Exercise instructions:
Every line with "screenshot" in it should be copied from the data.

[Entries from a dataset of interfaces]
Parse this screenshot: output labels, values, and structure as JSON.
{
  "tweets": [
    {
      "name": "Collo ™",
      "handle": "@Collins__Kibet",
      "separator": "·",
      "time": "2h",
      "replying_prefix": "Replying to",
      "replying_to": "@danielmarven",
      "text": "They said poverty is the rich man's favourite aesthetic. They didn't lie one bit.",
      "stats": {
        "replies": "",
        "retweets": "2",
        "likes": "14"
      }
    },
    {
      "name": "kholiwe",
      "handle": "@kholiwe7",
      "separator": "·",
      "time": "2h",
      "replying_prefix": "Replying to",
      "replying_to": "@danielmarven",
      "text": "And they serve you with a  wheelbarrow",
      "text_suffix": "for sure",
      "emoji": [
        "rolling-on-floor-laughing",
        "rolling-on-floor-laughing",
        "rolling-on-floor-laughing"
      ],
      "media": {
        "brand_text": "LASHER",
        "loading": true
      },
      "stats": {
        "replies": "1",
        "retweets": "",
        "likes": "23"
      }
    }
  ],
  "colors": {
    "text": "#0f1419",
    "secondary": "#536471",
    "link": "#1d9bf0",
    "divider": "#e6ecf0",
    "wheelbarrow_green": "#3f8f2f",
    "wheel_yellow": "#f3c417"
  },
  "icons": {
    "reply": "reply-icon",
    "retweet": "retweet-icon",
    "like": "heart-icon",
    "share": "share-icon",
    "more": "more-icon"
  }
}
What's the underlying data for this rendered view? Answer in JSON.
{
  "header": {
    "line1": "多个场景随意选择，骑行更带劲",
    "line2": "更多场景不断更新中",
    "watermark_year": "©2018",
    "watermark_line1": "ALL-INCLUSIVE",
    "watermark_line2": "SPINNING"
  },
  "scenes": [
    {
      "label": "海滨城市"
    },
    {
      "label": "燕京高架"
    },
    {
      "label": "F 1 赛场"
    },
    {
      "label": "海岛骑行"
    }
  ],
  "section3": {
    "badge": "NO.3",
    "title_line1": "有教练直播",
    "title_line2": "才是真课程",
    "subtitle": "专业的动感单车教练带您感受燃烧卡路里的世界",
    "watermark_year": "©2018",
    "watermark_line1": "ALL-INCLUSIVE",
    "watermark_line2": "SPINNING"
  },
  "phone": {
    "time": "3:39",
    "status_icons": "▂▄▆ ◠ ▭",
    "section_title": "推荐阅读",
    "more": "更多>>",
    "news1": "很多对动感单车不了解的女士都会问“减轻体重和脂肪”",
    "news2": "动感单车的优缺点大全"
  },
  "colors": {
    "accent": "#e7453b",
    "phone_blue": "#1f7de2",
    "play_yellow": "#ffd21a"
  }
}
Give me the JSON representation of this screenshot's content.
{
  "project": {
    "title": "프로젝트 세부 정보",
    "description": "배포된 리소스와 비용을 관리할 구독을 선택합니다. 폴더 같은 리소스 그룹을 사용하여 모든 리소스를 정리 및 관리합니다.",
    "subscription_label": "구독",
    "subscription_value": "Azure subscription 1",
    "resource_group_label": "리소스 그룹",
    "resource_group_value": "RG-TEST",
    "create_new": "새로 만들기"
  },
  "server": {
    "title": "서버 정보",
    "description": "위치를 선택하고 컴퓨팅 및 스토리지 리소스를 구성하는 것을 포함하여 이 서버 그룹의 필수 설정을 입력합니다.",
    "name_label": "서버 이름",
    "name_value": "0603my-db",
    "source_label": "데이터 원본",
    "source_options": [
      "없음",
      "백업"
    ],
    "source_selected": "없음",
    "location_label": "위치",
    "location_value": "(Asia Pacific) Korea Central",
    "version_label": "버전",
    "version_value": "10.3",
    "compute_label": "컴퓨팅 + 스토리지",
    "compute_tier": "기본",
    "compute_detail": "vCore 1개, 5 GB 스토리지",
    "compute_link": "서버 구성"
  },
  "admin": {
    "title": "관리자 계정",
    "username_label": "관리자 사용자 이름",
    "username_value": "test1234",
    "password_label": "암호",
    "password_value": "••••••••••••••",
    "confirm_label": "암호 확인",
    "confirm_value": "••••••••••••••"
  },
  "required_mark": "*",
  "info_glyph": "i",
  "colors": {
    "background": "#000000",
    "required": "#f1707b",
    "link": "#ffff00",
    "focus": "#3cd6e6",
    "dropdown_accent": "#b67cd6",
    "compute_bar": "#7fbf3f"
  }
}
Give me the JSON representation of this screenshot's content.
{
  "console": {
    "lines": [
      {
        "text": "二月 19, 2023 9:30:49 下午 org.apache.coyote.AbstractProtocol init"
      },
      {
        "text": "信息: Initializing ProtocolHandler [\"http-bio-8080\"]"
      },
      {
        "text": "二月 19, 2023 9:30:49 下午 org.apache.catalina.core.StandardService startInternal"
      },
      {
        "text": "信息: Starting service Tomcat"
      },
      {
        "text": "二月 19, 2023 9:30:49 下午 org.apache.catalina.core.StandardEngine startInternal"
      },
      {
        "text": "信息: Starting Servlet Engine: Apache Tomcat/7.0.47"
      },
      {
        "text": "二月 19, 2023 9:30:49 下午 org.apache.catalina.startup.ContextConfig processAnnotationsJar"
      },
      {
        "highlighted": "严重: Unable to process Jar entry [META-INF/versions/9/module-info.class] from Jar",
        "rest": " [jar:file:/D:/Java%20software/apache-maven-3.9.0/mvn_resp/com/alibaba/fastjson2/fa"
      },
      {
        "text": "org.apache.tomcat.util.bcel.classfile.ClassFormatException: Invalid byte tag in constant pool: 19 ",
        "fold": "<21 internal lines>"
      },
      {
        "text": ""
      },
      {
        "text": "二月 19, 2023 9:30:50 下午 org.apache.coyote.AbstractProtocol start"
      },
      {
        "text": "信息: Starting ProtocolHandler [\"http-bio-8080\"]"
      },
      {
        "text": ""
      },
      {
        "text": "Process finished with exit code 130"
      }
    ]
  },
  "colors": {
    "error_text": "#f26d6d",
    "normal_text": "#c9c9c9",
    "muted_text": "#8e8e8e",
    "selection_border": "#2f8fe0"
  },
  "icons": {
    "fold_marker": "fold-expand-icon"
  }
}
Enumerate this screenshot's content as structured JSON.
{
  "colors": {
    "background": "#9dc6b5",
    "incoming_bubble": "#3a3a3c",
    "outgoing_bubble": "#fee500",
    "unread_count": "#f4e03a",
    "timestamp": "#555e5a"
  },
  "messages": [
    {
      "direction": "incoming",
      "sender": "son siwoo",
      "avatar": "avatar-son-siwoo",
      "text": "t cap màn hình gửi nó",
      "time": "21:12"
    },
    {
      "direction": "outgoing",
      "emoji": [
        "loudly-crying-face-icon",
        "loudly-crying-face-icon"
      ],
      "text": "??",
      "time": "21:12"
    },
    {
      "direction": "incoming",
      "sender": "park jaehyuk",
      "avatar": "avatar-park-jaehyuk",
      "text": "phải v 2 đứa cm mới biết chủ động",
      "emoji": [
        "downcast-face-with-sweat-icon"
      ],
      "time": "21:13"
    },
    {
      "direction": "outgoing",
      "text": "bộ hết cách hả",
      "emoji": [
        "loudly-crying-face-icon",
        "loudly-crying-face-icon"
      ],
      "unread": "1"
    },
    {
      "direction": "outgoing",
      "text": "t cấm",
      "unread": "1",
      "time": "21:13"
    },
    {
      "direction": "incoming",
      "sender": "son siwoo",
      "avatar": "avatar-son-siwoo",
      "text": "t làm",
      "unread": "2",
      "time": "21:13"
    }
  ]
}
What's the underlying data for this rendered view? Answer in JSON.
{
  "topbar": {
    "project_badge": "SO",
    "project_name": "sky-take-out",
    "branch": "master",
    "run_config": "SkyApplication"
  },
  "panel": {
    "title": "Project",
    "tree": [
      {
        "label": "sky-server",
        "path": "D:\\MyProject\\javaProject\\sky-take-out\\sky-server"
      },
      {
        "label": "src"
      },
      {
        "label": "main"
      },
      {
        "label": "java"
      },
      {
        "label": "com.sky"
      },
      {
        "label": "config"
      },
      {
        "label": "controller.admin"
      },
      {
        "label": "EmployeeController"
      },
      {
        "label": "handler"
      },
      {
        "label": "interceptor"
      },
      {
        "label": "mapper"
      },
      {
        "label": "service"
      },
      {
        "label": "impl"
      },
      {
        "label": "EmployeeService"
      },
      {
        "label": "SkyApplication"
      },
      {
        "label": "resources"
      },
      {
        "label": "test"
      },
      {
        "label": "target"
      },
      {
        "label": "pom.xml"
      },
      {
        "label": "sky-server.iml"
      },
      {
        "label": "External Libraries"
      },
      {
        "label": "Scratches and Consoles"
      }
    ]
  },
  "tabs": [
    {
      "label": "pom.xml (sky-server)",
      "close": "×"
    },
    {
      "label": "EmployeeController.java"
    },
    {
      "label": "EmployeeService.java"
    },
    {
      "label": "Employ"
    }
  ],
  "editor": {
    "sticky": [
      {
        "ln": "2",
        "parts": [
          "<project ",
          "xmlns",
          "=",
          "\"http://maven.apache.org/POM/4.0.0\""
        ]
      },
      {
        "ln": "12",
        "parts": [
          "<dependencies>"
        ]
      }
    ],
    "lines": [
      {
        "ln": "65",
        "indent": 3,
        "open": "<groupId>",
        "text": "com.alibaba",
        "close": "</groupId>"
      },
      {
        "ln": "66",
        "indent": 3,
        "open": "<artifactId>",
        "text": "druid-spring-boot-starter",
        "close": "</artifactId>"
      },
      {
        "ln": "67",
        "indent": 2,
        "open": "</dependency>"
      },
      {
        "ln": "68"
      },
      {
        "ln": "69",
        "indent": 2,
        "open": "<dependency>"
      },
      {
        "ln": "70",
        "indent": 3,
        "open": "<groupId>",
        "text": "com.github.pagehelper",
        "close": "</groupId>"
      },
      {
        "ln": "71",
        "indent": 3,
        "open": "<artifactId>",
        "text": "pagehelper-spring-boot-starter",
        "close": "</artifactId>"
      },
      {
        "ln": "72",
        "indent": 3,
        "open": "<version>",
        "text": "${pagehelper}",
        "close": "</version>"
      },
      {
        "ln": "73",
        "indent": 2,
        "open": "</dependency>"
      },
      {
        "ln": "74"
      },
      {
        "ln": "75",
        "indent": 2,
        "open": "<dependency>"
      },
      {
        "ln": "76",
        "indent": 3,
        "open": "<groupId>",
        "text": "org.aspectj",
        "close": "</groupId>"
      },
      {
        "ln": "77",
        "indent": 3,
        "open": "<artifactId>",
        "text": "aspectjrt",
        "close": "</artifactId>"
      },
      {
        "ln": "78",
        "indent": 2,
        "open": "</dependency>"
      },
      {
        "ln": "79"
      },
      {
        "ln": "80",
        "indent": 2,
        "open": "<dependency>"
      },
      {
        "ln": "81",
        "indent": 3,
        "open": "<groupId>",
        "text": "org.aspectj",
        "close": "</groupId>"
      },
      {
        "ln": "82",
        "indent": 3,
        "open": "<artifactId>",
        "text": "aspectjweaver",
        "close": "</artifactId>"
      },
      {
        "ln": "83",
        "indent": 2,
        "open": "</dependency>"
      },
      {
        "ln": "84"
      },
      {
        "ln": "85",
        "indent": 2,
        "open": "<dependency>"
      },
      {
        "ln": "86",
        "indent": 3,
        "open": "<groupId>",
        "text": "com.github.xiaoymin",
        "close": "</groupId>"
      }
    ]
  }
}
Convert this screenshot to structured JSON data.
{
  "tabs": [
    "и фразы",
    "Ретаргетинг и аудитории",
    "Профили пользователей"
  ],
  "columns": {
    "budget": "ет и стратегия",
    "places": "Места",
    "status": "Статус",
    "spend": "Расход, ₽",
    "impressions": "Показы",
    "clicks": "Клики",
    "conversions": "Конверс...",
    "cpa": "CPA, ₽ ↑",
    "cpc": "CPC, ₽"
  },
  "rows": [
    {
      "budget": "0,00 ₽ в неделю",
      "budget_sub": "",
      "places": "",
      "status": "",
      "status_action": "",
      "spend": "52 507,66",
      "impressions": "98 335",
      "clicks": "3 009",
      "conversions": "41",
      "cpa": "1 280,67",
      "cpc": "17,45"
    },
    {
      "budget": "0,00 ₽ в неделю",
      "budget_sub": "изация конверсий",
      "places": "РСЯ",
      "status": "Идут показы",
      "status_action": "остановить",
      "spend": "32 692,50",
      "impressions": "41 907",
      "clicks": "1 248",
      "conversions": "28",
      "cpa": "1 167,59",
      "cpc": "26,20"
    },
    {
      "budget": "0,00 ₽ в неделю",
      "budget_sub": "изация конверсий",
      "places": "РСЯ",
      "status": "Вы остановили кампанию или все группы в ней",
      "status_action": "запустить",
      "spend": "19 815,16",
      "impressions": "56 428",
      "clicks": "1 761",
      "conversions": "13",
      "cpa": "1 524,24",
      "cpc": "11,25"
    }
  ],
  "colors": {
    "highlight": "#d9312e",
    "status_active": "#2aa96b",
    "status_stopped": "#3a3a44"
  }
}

Exercise response:
Parse this screenshot: output labels, values, and structure as JSON.
Give me the JSON representation of this screenshot's content.
Give me the JSON representation of this screenshot's content.
Enumerate this screenshot's content as structured JSON.
Convert this screenshot to structured JSON data.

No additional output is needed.